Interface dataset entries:
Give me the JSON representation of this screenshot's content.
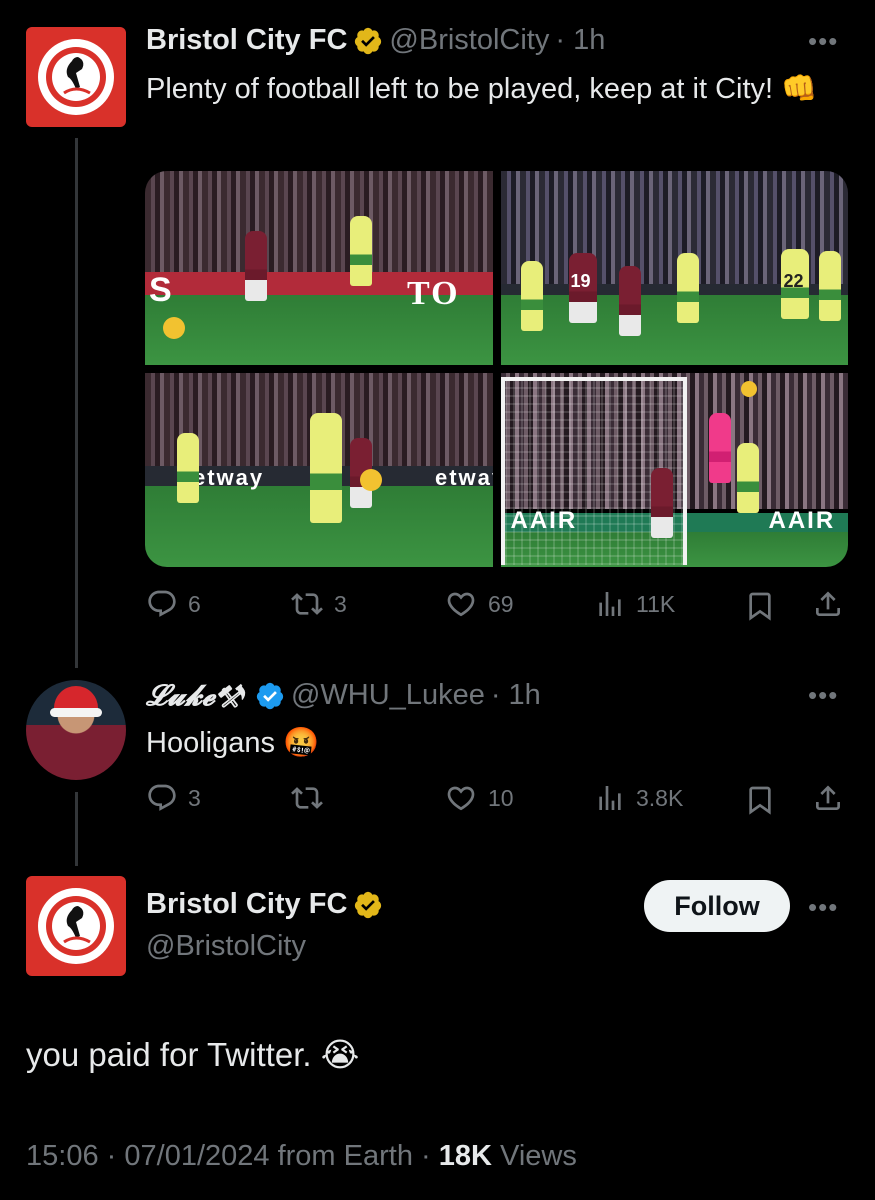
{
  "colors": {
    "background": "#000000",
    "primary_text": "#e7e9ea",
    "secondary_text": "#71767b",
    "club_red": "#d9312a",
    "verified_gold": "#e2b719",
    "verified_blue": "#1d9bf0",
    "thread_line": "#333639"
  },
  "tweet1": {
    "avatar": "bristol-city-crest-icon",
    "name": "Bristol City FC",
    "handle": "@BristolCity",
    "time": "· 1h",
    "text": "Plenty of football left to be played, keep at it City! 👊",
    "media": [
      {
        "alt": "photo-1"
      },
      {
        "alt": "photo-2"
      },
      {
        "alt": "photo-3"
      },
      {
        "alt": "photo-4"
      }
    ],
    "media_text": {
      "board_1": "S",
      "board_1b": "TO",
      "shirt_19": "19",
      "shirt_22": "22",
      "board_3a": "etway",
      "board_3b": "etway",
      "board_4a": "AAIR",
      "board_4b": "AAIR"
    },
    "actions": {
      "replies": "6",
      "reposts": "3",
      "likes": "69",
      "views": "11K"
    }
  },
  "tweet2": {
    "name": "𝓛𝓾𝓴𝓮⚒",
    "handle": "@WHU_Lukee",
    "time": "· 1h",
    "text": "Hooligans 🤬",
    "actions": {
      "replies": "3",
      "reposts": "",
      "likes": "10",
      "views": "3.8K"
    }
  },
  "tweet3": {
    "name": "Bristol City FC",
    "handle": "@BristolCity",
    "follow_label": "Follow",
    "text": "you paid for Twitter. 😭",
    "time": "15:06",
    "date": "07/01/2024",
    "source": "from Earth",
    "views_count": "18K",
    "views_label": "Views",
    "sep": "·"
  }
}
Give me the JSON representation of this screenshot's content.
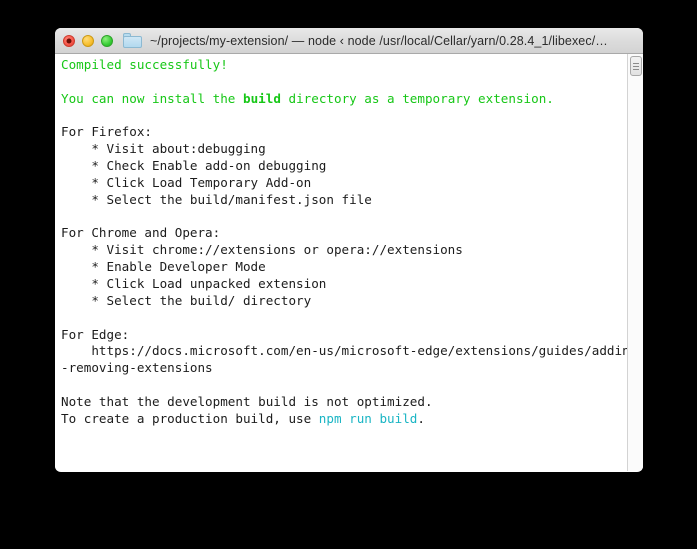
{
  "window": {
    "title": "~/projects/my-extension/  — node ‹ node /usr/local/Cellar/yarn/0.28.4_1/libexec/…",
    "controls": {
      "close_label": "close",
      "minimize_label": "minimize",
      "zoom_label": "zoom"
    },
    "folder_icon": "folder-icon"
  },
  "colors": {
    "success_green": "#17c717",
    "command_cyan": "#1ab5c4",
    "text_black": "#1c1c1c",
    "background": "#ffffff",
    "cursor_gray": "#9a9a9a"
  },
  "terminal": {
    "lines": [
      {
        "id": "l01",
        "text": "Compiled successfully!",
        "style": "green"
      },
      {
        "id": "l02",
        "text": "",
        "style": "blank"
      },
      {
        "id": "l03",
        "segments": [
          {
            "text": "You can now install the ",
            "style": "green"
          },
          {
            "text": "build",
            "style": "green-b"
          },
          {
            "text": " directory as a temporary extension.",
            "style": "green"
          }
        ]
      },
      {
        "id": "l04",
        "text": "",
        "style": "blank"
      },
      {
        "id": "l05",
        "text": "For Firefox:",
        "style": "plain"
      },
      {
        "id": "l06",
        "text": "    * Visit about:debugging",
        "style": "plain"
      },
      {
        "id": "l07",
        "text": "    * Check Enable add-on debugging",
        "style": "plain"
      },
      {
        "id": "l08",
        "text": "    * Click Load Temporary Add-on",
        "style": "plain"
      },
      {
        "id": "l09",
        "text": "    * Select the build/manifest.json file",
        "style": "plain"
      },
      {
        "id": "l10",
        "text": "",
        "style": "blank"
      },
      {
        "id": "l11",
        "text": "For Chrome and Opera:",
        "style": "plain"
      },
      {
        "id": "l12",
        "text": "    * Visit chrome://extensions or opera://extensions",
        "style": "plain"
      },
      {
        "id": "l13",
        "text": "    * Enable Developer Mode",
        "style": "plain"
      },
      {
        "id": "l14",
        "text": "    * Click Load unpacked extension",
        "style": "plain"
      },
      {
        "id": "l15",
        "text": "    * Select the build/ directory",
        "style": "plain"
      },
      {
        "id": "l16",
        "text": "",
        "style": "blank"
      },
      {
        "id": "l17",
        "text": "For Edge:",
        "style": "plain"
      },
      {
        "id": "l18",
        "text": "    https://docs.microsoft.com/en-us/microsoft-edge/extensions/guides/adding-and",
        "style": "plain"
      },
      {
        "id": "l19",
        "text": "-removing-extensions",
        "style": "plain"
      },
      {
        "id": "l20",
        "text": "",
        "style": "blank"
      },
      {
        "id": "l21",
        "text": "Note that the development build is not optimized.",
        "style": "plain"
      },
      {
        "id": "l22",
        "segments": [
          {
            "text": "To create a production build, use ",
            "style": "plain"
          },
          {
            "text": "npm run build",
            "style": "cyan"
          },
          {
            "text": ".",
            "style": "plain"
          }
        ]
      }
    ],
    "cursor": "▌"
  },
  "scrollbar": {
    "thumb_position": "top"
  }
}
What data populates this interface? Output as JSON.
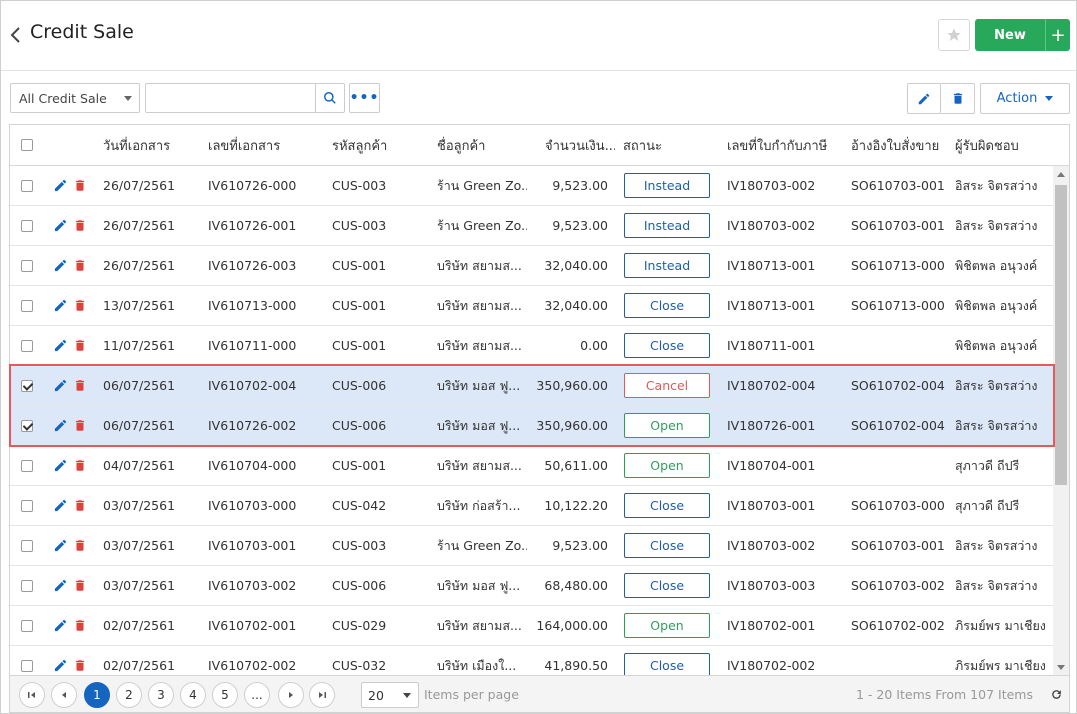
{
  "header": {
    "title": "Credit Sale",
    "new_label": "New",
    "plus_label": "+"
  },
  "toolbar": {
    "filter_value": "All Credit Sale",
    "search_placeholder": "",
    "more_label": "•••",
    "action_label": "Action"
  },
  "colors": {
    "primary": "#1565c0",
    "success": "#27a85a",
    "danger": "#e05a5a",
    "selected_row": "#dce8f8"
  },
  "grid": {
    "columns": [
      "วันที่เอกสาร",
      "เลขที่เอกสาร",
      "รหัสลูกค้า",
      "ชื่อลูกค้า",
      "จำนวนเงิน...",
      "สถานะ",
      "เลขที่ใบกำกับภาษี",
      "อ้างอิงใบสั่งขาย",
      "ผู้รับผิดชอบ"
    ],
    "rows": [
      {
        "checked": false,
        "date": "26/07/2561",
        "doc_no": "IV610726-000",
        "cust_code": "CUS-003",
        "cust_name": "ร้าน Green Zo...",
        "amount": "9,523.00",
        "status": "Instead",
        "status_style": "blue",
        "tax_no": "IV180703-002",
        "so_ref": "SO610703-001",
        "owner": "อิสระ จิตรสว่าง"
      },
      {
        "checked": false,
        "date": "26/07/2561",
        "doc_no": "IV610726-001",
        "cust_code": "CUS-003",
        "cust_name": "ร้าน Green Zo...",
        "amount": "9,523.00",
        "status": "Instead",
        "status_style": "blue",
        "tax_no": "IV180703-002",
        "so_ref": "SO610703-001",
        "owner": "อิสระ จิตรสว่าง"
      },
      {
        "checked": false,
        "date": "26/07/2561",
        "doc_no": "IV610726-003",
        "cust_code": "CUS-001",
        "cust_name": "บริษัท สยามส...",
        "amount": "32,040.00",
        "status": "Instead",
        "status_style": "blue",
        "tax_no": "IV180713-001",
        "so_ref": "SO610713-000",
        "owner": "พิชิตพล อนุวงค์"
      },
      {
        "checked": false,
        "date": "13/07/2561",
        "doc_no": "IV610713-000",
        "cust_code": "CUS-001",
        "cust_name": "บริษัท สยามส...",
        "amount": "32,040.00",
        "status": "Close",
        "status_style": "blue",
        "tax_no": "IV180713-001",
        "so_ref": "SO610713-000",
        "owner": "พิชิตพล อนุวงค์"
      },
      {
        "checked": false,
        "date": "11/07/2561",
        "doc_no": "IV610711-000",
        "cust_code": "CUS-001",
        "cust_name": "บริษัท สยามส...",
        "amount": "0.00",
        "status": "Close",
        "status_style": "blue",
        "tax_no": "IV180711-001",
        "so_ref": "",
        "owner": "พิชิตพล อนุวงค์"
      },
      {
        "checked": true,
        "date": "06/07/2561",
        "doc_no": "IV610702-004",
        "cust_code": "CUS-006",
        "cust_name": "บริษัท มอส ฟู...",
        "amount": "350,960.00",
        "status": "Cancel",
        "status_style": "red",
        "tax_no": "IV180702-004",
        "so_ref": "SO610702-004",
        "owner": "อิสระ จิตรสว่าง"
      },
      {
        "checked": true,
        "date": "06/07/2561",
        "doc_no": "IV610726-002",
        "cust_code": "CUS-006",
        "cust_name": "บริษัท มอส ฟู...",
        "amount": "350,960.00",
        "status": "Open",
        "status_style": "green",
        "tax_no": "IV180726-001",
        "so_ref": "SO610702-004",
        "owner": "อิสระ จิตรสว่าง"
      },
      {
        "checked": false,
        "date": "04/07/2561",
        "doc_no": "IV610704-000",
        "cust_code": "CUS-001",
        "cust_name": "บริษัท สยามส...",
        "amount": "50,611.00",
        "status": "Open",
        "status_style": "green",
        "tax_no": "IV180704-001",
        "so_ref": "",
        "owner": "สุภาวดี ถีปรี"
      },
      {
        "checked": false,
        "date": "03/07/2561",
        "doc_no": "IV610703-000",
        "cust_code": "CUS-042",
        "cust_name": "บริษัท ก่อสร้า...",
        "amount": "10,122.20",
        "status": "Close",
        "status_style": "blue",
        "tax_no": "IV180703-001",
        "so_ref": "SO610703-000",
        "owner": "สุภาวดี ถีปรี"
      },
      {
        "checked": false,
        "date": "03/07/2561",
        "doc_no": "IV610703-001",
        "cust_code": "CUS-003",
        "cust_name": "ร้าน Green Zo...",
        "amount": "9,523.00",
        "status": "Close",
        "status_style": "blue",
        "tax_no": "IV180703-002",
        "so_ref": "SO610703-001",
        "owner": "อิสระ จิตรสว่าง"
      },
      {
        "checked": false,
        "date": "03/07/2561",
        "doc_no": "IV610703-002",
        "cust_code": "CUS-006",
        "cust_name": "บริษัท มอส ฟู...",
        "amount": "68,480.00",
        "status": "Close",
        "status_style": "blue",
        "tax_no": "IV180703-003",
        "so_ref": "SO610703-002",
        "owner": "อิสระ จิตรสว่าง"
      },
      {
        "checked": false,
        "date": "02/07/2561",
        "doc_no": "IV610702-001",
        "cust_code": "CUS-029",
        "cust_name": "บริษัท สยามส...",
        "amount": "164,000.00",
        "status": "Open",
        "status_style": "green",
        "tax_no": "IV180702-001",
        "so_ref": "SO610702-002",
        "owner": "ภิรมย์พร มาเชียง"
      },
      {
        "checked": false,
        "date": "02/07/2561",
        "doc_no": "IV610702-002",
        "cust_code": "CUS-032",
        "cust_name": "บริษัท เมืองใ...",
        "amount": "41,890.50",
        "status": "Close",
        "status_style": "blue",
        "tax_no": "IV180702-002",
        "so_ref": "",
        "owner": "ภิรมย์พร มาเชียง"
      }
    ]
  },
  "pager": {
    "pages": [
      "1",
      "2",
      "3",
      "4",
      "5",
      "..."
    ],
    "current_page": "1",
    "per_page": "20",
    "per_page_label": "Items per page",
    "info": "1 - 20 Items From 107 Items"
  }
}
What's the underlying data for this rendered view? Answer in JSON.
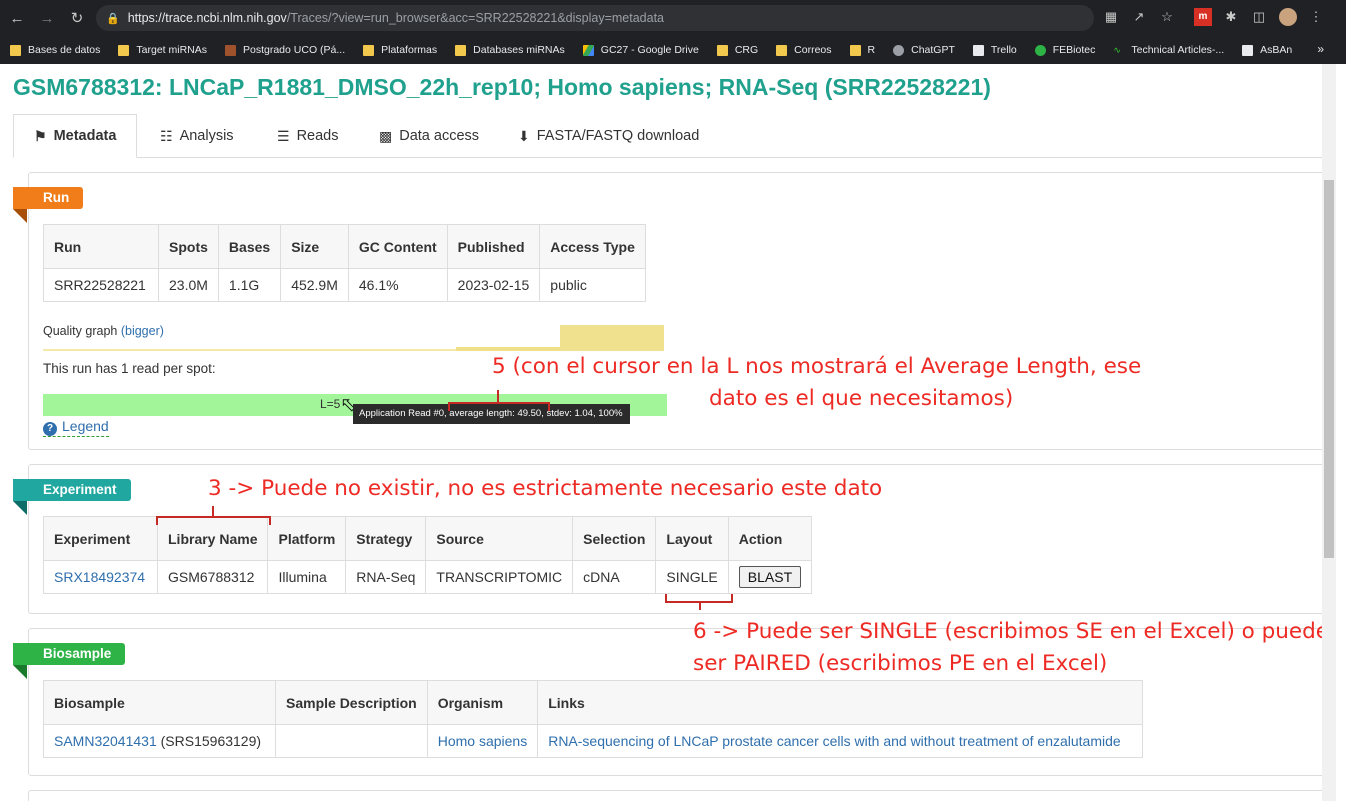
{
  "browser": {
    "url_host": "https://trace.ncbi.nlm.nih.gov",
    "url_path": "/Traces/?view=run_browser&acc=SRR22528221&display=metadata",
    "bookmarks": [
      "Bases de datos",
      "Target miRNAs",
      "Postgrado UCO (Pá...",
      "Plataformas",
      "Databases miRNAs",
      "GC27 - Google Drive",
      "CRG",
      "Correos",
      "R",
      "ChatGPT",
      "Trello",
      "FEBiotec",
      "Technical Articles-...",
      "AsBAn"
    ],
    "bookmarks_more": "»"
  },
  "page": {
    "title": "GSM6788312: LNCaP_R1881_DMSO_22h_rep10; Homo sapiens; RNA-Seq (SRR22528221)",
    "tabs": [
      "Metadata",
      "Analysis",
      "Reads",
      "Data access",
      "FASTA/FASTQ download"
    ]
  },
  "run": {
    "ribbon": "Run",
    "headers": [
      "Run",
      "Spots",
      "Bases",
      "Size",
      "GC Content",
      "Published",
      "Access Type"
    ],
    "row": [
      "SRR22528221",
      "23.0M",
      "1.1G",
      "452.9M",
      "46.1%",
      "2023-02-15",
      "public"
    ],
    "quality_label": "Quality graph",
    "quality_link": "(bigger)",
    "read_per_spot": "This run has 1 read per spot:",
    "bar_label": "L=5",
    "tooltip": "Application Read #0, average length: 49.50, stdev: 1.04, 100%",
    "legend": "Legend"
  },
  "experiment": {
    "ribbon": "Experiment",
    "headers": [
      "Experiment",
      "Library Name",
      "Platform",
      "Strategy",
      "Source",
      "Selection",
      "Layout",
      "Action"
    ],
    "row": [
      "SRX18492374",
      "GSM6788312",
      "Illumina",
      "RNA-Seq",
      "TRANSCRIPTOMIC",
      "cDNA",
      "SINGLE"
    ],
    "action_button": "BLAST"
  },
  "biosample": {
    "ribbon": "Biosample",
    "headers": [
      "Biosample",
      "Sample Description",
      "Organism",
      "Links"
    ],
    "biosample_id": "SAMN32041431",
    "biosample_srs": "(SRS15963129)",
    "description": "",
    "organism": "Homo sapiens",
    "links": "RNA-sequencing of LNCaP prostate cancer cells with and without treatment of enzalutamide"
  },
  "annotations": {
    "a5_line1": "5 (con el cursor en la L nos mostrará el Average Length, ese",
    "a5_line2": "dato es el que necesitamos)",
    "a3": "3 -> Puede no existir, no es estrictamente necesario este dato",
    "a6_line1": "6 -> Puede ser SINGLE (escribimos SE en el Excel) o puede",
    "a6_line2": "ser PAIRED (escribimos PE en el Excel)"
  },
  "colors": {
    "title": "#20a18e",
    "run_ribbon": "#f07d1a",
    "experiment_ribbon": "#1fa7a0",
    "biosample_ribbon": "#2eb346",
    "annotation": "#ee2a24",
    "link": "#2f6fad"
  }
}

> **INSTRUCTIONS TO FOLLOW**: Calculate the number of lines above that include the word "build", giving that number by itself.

> **TASK OUTPUT**: 6